PROBLEM TO WORK ON:
In your answer, set down the records below exactly as they stand, omitting pictures.

DATA UNDER STUDY:
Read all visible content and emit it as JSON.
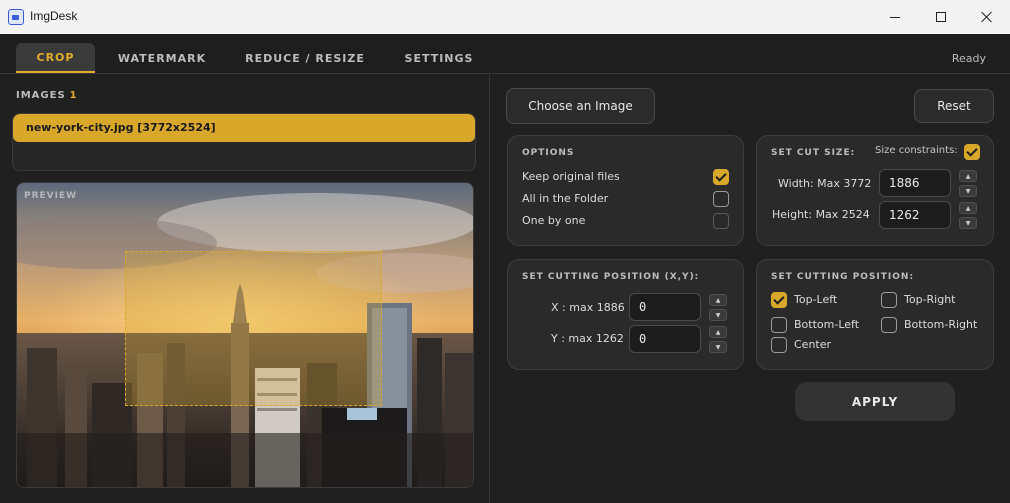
{
  "window": {
    "title": "ImgDesk"
  },
  "tabs": [
    {
      "label": "CROP",
      "active": true
    },
    {
      "label": "WATERMARK",
      "active": false
    },
    {
      "label": "REDUCE / RESIZE",
      "active": false
    },
    {
      "label": "SETTINGS",
      "active": false
    }
  ],
  "status": "Ready",
  "images": {
    "label": "IMAGES",
    "count": "1",
    "files": [
      {
        "name": "new-york-city.jpg [3772x2524]",
        "selected": true
      }
    ]
  },
  "preview": {
    "label": "PREVIEW"
  },
  "buttons": {
    "choose_image": "Choose an Image",
    "reset": "Reset",
    "apply": "APPLY"
  },
  "options": {
    "title": "OPTIONS",
    "items": [
      {
        "label": "Keep original files",
        "checked": true
      },
      {
        "label": "All in the Folder",
        "checked": false
      },
      {
        "label": "One by one",
        "checked": false
      }
    ]
  },
  "cut_size": {
    "title": "SET CUT SIZE:",
    "constraints_label": "Size constraints:",
    "constraints_checked": true,
    "width_label": "Width: Max 3772",
    "width_value": "1886",
    "height_label": "Height: Max 2524",
    "height_value": "1262"
  },
  "cutting_xy": {
    "title": "SET CUTTING POSITION (X,Y):",
    "x_label": "X : max 1886",
    "x_value": "0",
    "y_label": "Y : max 1262",
    "y_value": "0"
  },
  "cutting_position": {
    "title": "SET CUTTING POSITION:",
    "items": [
      {
        "label": "Top-Left",
        "checked": true
      },
      {
        "label": "Top-Right",
        "checked": false
      },
      {
        "label": "Bottom-Left",
        "checked": false
      },
      {
        "label": "Bottom-Right",
        "checked": false
      },
      {
        "label": "Center",
        "checked": false
      }
    ]
  },
  "spinner": {
    "up": "▲",
    "down": "▼"
  },
  "colors": {
    "accent": "#d9a82a",
    "background": "#202020",
    "card": "#2a2a2a"
  }
}
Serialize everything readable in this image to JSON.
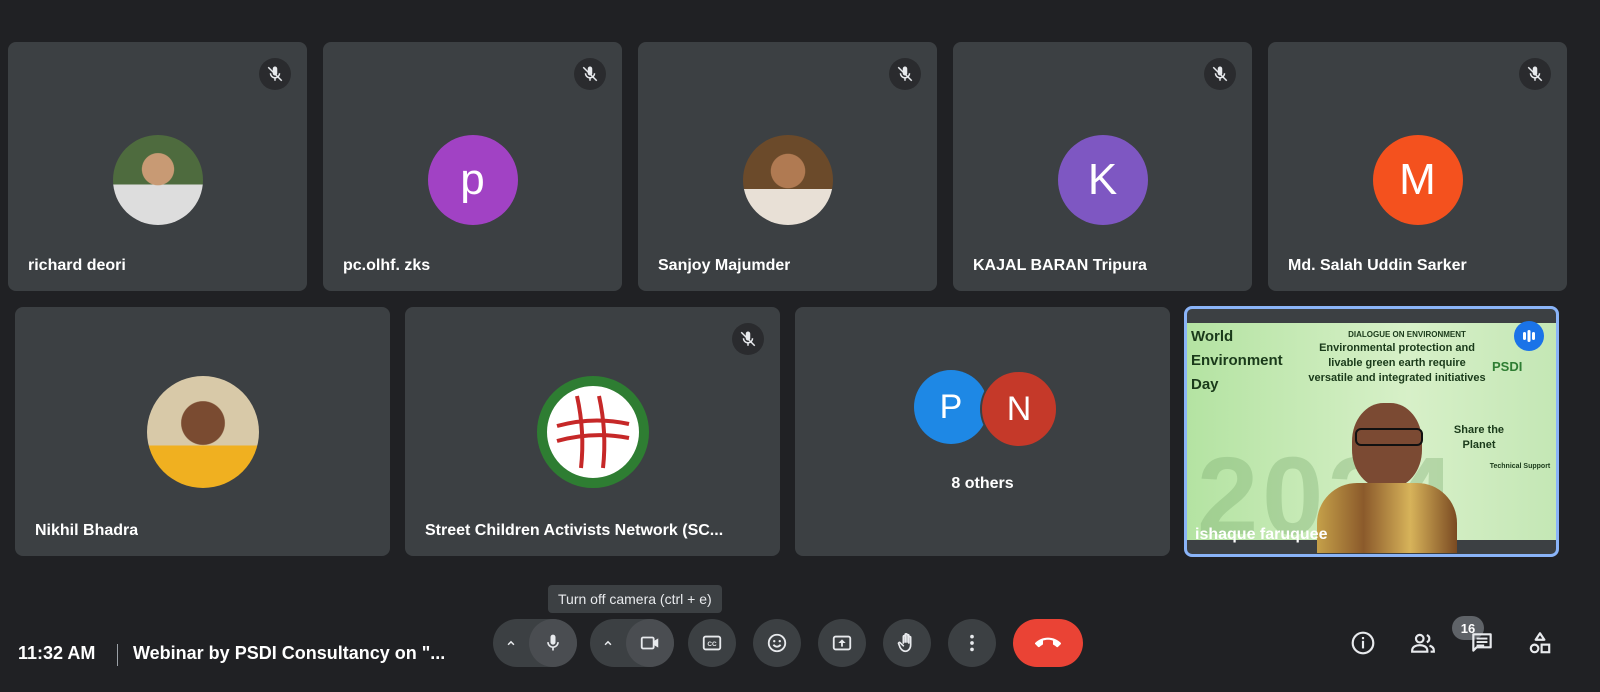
{
  "participants_row1": [
    {
      "name": "richard deori",
      "avatar": "photo",
      "muted": true
    },
    {
      "name": "pc.olhf. zks",
      "avatar_letter": "p",
      "avatar_color": "#a142c4",
      "muted": true
    },
    {
      "name": "Sanjoy Majumder",
      "avatar": "photo",
      "muted": true
    },
    {
      "name": "KAJAL BARAN Tripura",
      "avatar_letter": "K",
      "avatar_color": "#7e57c2",
      "muted": true
    },
    {
      "name": "Md. Salah Uddin Sarker",
      "avatar_letter": "M",
      "avatar_color": "#f4511e",
      "muted": true
    }
  ],
  "participants_row2": [
    {
      "name": "Nikhil Bhadra",
      "avatar": "photo",
      "muted": false
    },
    {
      "name": "Street Children Activists Network (SC...",
      "avatar": "logo",
      "muted": true
    },
    {
      "name": "8 others",
      "avatar_letters": [
        "P",
        "N"
      ],
      "avatar_colors": [
        "#1e88e5",
        "#c53929"
      ]
    },
    {
      "name": "ishaque faruquee",
      "speaking": true,
      "self_view": true
    }
  ],
  "self_view_text": {
    "banner_title": "DIALOGUE ON ENVIRONMENT",
    "banner_lines": [
      "Environmental protection and",
      "livable green earth require",
      "versatile and integrated initiatives"
    ],
    "left_words": [
      "World",
      "Environment",
      "Day"
    ],
    "big_text": "2024",
    "side_words": [
      "PSDI",
      "Share the Planet",
      "Technical Support"
    ]
  },
  "tooltip": "Turn off camera (ctrl + e)",
  "bottom_bar": {
    "time": "11:32 AM",
    "meeting_title": "Webinar by PSDI Consultancy on \"...",
    "participant_count": "16"
  },
  "icons": {
    "mic": "mic-icon",
    "camera": "camera-icon",
    "captions": "captions-icon",
    "emoji": "emoji-icon",
    "present": "present-icon",
    "hand": "raise-hand-icon",
    "more": "more-vert-icon",
    "end": "end-call-icon",
    "info": "info-icon",
    "people": "people-icon",
    "chat": "chat-icon",
    "activities": "activities-icon"
  }
}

ANSWER FOR THIS EXERCISE:
Read all visible content and emit it as JSON.
{
  "window": {
    "title": "ImgDesk"
  },
  "tabs": [
    {
      "label": "CROP",
      "active": true
    },
    {
      "label": "WATERMARK",
      "active": false
    },
    {
      "label": "REDUCE / RESIZE",
      "active": false
    },
    {
      "label": "SETTINGS",
      "active": false
    }
  ],
  "status": "Ready",
  "images": {
    "label": "IMAGES",
    "count": "1",
    "files": [
      {
        "name": "new-york-city.jpg [3772x2524]",
        "selected": true
      }
    ]
  },
  "preview": {
    "label": "PREVIEW"
  },
  "buttons": {
    "choose_image": "Choose an Image",
    "reset": "Reset",
    "apply": "APPLY"
  },
  "options": {
    "title": "OPTIONS",
    "items": [
      {
        "label": "Keep original files",
        "checked": true
      },
      {
        "label": "All in the Folder",
        "checked": false
      },
      {
        "label": "One by one",
        "checked": false
      }
    ]
  },
  "cut_size": {
    "title": "SET CUT SIZE:",
    "constraints_label": "Size constraints:",
    "constraints_checked": true,
    "width_label": "Width: Max 3772",
    "width_value": "1886",
    "height_label": "Height: Max 2524",
    "height_value": "1262"
  },
  "cutting_xy": {
    "title": "SET CUTTING POSITION (X,Y):",
    "x_label": "X : max 1886",
    "x_value": "0",
    "y_label": "Y : max 1262",
    "y_value": "0"
  },
  "cutting_position": {
    "title": "SET CUTTING POSITION:",
    "items": [
      {
        "label": "Top-Left",
        "checked": true
      },
      {
        "label": "Top-Right",
        "checked": false
      },
      {
        "label": "Bottom-Left",
        "checked": false
      },
      {
        "label": "Bottom-Right",
        "checked": false
      },
      {
        "label": "Center",
        "checked": false
      }
    ]
  },
  "spinner": {
    "up": "▲",
    "down": "▼"
  },
  "colors": {
    "accent": "#d9a82a",
    "background": "#202020",
    "card": "#2a2a2a"
  }
}
Serialize everything readable in this image to JSON.
{
  "participants_row1": [
    {
      "name": "richard deori",
      "avatar": "photo",
      "muted": true
    },
    {
      "name": "pc.olhf. zks",
      "avatar_letter": "p",
      "avatar_color": "#a142c4",
      "muted": true
    },
    {
      "name": "Sanjoy Majumder",
      "avatar": "photo",
      "muted": true
    },
    {
      "name": "KAJAL BARAN Tripura",
      "avatar_letter": "K",
      "avatar_color": "#7e57c2",
      "muted": true
    },
    {
      "name": "Md. Salah Uddin Sarker",
      "avatar_letter": "M",
      "avatar_color": "#f4511e",
      "muted": true
    }
  ],
  "participants_row2": [
    {
      "name": "Nikhil Bhadra",
      "avatar": "photo",
      "muted": false
    },
    {
      "name": "Street Children Activists Network (SC...",
      "avatar": "logo",
      "muted": true
    },
    {
      "name": "8 others",
      "avatar_letters": [
        "P",
        "N"
      ],
      "avatar_colors": [
        "#1e88e5",
        "#c53929"
      ]
    },
    {
      "name": "ishaque faruquee",
      "speaking": true,
      "self_view": true
    }
  ],
  "self_view_text": {
    "banner_title": "DIALOGUE ON ENVIRONMENT",
    "banner_lines": [
      "Environmental protection and",
      "livable green earth require",
      "versatile and integrated initiatives"
    ],
    "left_words": [
      "World",
      "Environment",
      "Day"
    ],
    "big_text": "2024",
    "side_words": [
      "PSDI",
      "Share the Planet",
      "Technical Support"
    ]
  },
  "tooltip": "Turn off camera (ctrl + e)",
  "bottom_bar": {
    "time": "11:32 AM",
    "meeting_title": "Webinar by PSDI Consultancy on \"...",
    "participant_count": "16"
  },
  "icons": {
    "mic": "mic-icon",
    "camera": "camera-icon",
    "captions": "captions-icon",
    "emoji": "emoji-icon",
    "present": "present-icon",
    "hand": "raise-hand-icon",
    "more": "more-vert-icon",
    "end": "end-call-icon",
    "info": "info-icon",
    "people": "people-icon",
    "chat": "chat-icon",
    "activities": "activities-icon"
  }
}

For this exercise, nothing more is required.